radical defense of human being is going to be critical.. and overcoming mass feeling of fatalism..
interviewer: what should we do
i want to say.. work it out for yourselves.. you have the answers.. if understand problem correctly..t
the main enemy is no longer goldman sachs.. of goldman would fight fascism.. i’d fight alongside
ep thompson .. two marxisms: 1\ liberation 2\ machine control – history as machine
because of mixture one no many yeses.. no real replacement for capitalism.. along w ‘utopia leads to holocaust’ left has no utopia.. i feel we’re really feel the absence of any goal.. because right has all the utopias
we have to move from reflexes..t
let’s move to ie: daily curiosity
7b of them.. everyday
we have the means to listen to and facil that
ie: tech as it could be..
cultural marxism is .. giving people rights.. (paraphrase correct?)
workers for me was a self taught ethics
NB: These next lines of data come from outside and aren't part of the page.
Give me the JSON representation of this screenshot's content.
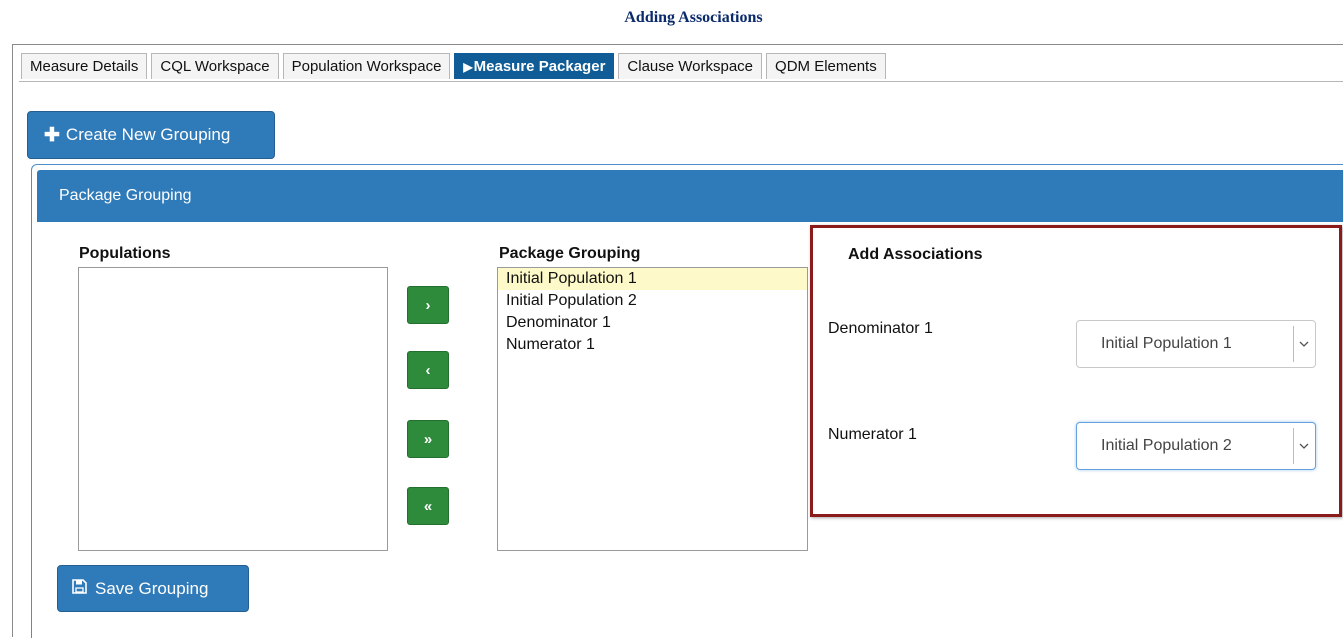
{
  "doc_title": "Adding Associations",
  "tabs": [
    {
      "label": "Measure Details",
      "active": false
    },
    {
      "label": "CQL Workspace",
      "active": false
    },
    {
      "label": "Population Workspace",
      "active": false
    },
    {
      "label": "Measure Packager",
      "active": true
    },
    {
      "label": "Clause Workspace",
      "active": false
    },
    {
      "label": "QDM Elements",
      "active": false
    }
  ],
  "create_button": {
    "label": "Create New Grouping",
    "icon": "plus-icon"
  },
  "panel": {
    "title": "Package Grouping"
  },
  "populations": {
    "label": "Populations",
    "items": []
  },
  "package_grouping": {
    "label": "Package Grouping",
    "items": [
      "Initial Population 1",
      "Initial Population 2",
      "Denominator 1",
      "Numerator 1"
    ],
    "selected_index": 0
  },
  "move_buttons": {
    "add": "›",
    "remove": "‹",
    "add_all": "»",
    "remove_all": "«"
  },
  "associations": {
    "title": "Add Associations",
    "rows": [
      {
        "label": "Denominator 1",
        "value": "Initial Population 1"
      },
      {
        "label": "Numerator 1",
        "value": "Initial Population 2"
      }
    ]
  },
  "save_button": {
    "label": "Save Grouping",
    "icon": "save-icon"
  },
  "colors": {
    "primary": "#2f7ab9",
    "active_tab": "#0f5c96",
    "move": "#2e8b3c",
    "highlight_border": "#8b1a1a",
    "selected_item": "#fdf9c8"
  }
}
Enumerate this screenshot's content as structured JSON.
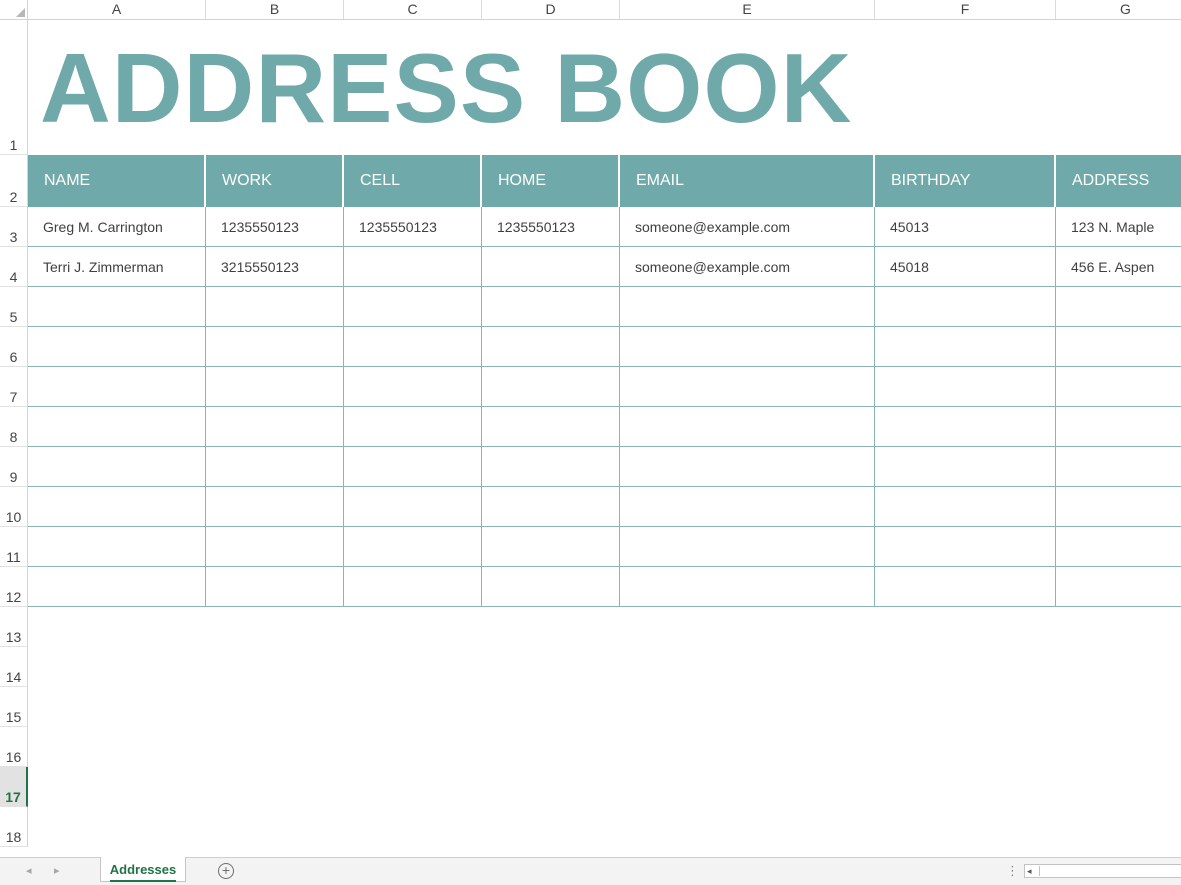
{
  "columns": [
    "A",
    "B",
    "C",
    "D",
    "E",
    "F",
    "G"
  ],
  "rows": [
    "1",
    "2",
    "3",
    "4",
    "5",
    "6",
    "7",
    "8",
    "9",
    "10",
    "11",
    "12",
    "13",
    "14",
    "15",
    "16",
    "17",
    "18"
  ],
  "active_row": "17",
  "title": "ADDRESS BOOK",
  "headers": [
    "NAME",
    "WORK",
    "CELL",
    "HOME",
    "EMAIL",
    "BIRTHDAY",
    "ADDRESS"
  ],
  "entries": [
    [
      "Greg M. Carrington",
      "1235550123",
      "1235550123",
      "1235550123",
      "someone@example.com",
      "45013",
      "123 N. Maple"
    ],
    [
      "Terri J. Zimmerman",
      "3215550123",
      "",
      "",
      "someone@example.com",
      "45018",
      "456 E. Aspen"
    ],
    [
      "",
      "",
      "",
      "",
      "",
      "",
      ""
    ],
    [
      "",
      "",
      "",
      "",
      "",
      "",
      ""
    ],
    [
      "",
      "",
      "",
      "",
      "",
      "",
      ""
    ],
    [
      "",
      "",
      "",
      "",
      "",
      "",
      ""
    ],
    [
      "",
      "",
      "",
      "",
      "",
      "",
      ""
    ],
    [
      "",
      "",
      "",
      "",
      "",
      "",
      ""
    ],
    [
      "",
      "",
      "",
      "",
      "",
      "",
      ""
    ],
    [
      "",
      "",
      "",
      "",
      "",
      "",
      ""
    ]
  ],
  "sheet_tab": "Addresses",
  "add_sheet_glyph": "+",
  "nav_left_glyph": "◂",
  "nav_right_glyph": "▸",
  "more_glyph": "⋮",
  "scroll_left_glyph": "◂",
  "colors": {
    "accent": "#70a9a9",
    "excel_green": "#217346"
  },
  "icons": {
    "add_sheet": "plus-circle-icon",
    "prev_sheet": "chevron-left-icon",
    "next_sheet": "chevron-right-icon"
  }
}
yeah.. but more pure would be ie: curiosity (over decision making ness)
the elite doesn’t need fascism.. arendt said german world needed it.. we don’t have strong labor movement so don’t need it in same way.. in a way.. fascism is a romantic revolutionary.. get rid of it all .. great man thrives.. what stops them is defeating them.. that’s why i think ie: protests are right.. but that’s not going to defeat them
on ability to draw on something w roots – a belief system.. so it’s possible.. your gen is going to have to come to some kind of rational.. for if you can’t persuade them.. what could you do.. it’s about the rule of law.. ie: can’t drive 90 mph w/o getting a ticket.. but people can abuse people.. ie: tommy robinson
i’m very optimist about our ability to discourage fascists.. but not about deep rooted ideology from ie: movies/media.. we have created a mythology that is hyper sexualized/genderized
we are in a cultural war.. start telling stories that mean stuff.. stop telling stories that never end
questioner: i think your hope for the world is rediscovering an angry jesus
pinker ideology .. that everything is alright.. but what i don’t buy is that there is an irreversible ness to progress
so you buy the .. everything is alright ness..?
where my optimism comes from.. tech alone never solves things.. it creates situations.. that it’s up to humans to put right.. i believe we can.. why i’m so fixated on controlling ai.. is i believe it can be used for a great alteration..t
indeed.. ai humanity needs: augmenting interconnectedness
what’s the most dangerous – letting go of agency
i believe humans can set selves free.. tech combined with (?)
neolib said – can be good/bad.. as long as follow market..t
what would the angry jesus do.. what table would he/she turn over.. whose feet would he wash.. my answer would be.. the one thing.. ie: roman empire was.. burn incense to your gods.. worship in own home.. and the marxists said.. no..
if performative market relationships (were key).. key to going forward is to stop performing/obeying.. get real beliefs out.. what shall i do..t
notes/quotes from book (still waiting on library purchase):